GIVEN INFORMATION section start

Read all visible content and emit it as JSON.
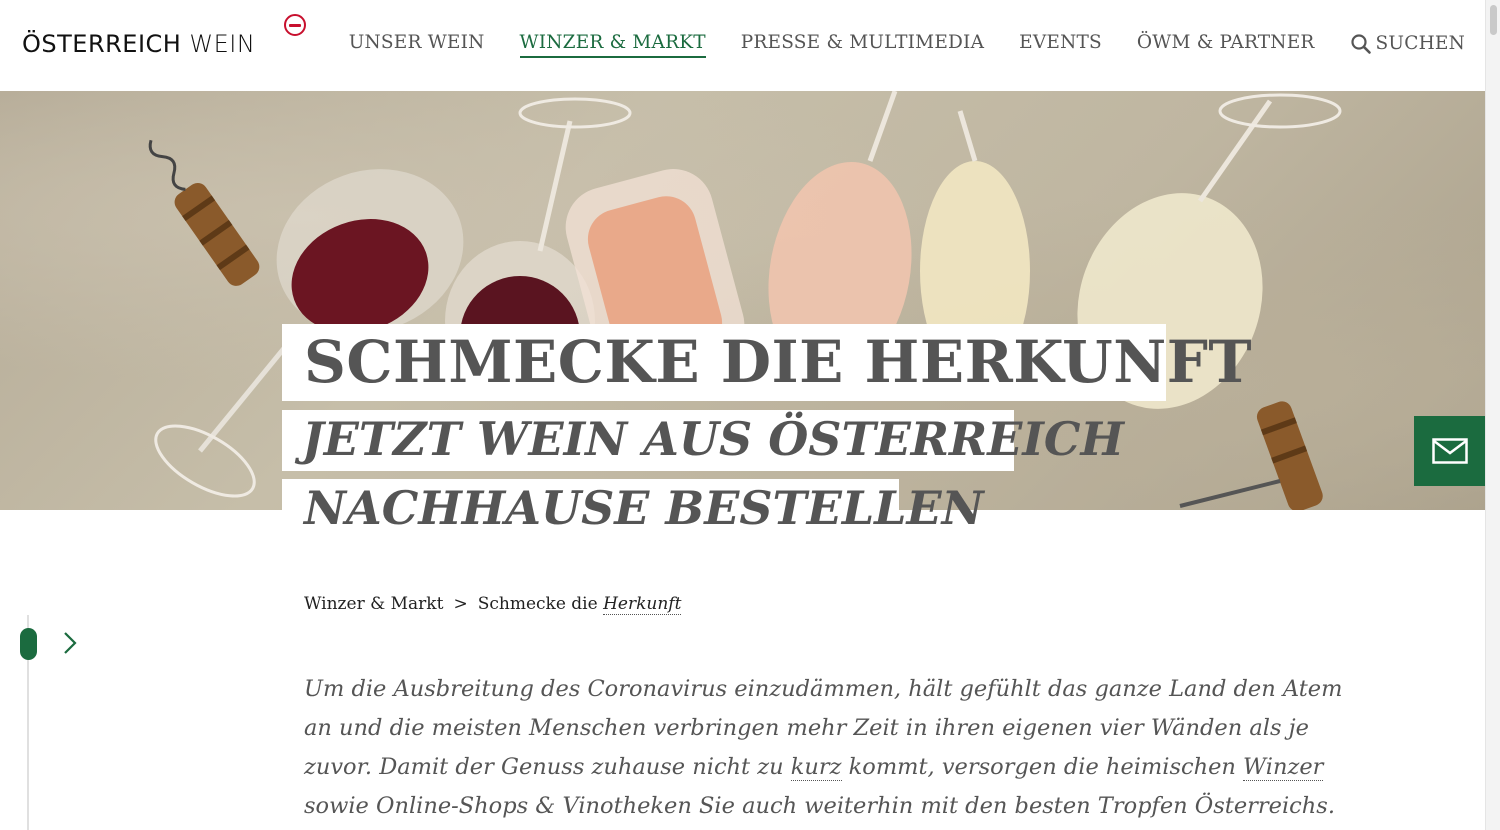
{
  "header": {
    "logo_main": "ÖSTERREICH",
    "logo_sub": "WEIN",
    "nav": [
      {
        "label": "UNSER WEIN",
        "active": false
      },
      {
        "label": "WINZER & MARKT",
        "active": true
      },
      {
        "label": "PRESSE & MULTIMEDIA",
        "active": false
      },
      {
        "label": "EVENTS",
        "active": false
      },
      {
        "label": "ÖWM & PARTNER",
        "active": false
      }
    ],
    "search_label": "SUCHEN"
  },
  "hero": {
    "title": "SCHMECKE DIE HERKUNFT",
    "subtitle_line1": "JETZT WEIN AUS ÖSTERREICH",
    "subtitle_line2": "NACHHAUSE BESTELLEN",
    "mail_icon": "mail-icon"
  },
  "breadcrumb": {
    "parent": "Winzer & Markt",
    "separator": ">",
    "current_prefix": "Schmecke die ",
    "current_em": "Herkunft"
  },
  "intro": {
    "part1": "Um die Ausbreitung des Coronavirus einzudämmen, hält gefühlt das ganze Land den Atem an und die meisten Menschen verbringen mehr Zeit in ihren eigenen vier Wänden als je zuvor. Damit der Genuss zuhause nicht zu ",
    "link1": "kurz",
    "part2": " kommt, versorgen die heimischen ",
    "link2": "Winzer",
    "part3": " sowie Online-Shops & Vinotheken Sie auch weiterhin mit den besten Tropfen Österreichs."
  },
  "colors": {
    "brand_green": "#1b6b3f",
    "brand_red": "#c8102e",
    "text_gray": "#555555"
  }
}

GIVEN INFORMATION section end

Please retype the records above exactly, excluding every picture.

Read all visible content and emit it as JSON.
{
  "header": {
    "logo_main": "ÖSTERREICH",
    "logo_sub": "WEIN",
    "nav": [
      {
        "label": "UNSER WEIN",
        "active": false
      },
      {
        "label": "WINZER & MARKT",
        "active": true
      },
      {
        "label": "PRESSE & MULTIMEDIA",
        "active": false
      },
      {
        "label": "EVENTS",
        "active": false
      },
      {
        "label": "ÖWM & PARTNER",
        "active": false
      }
    ],
    "search_label": "SUCHEN"
  },
  "hero": {
    "title": "SCHMECKE DIE HERKUNFT",
    "subtitle_line1": "JETZT WEIN AUS ÖSTERREICH",
    "subtitle_line2": "NACHHAUSE BESTELLEN",
    "mail_icon": "mail-icon"
  },
  "breadcrumb": {
    "parent": "Winzer & Markt",
    "separator": ">",
    "current_prefix": "Schmecke die ",
    "current_em": "Herkunft"
  },
  "intro": {
    "part1": "Um die Ausbreitung des Coronavirus einzudämmen, hält gefühlt das ganze Land den Atem an und die meisten Menschen verbringen mehr Zeit in ihren eigenen vier Wänden als je zuvor. Damit der Genuss zuhause nicht zu ",
    "link1": "kurz",
    "part2": " kommt, versorgen die heimischen ",
    "link2": "Winzer",
    "part3": " sowie Online-Shops & Vinotheken Sie auch weiterhin mit den besten Tropfen Österreichs."
  },
  "colors": {
    "brand_green": "#1b6b3f",
    "brand_red": "#c8102e",
    "text_gray": "#555555"
  }
}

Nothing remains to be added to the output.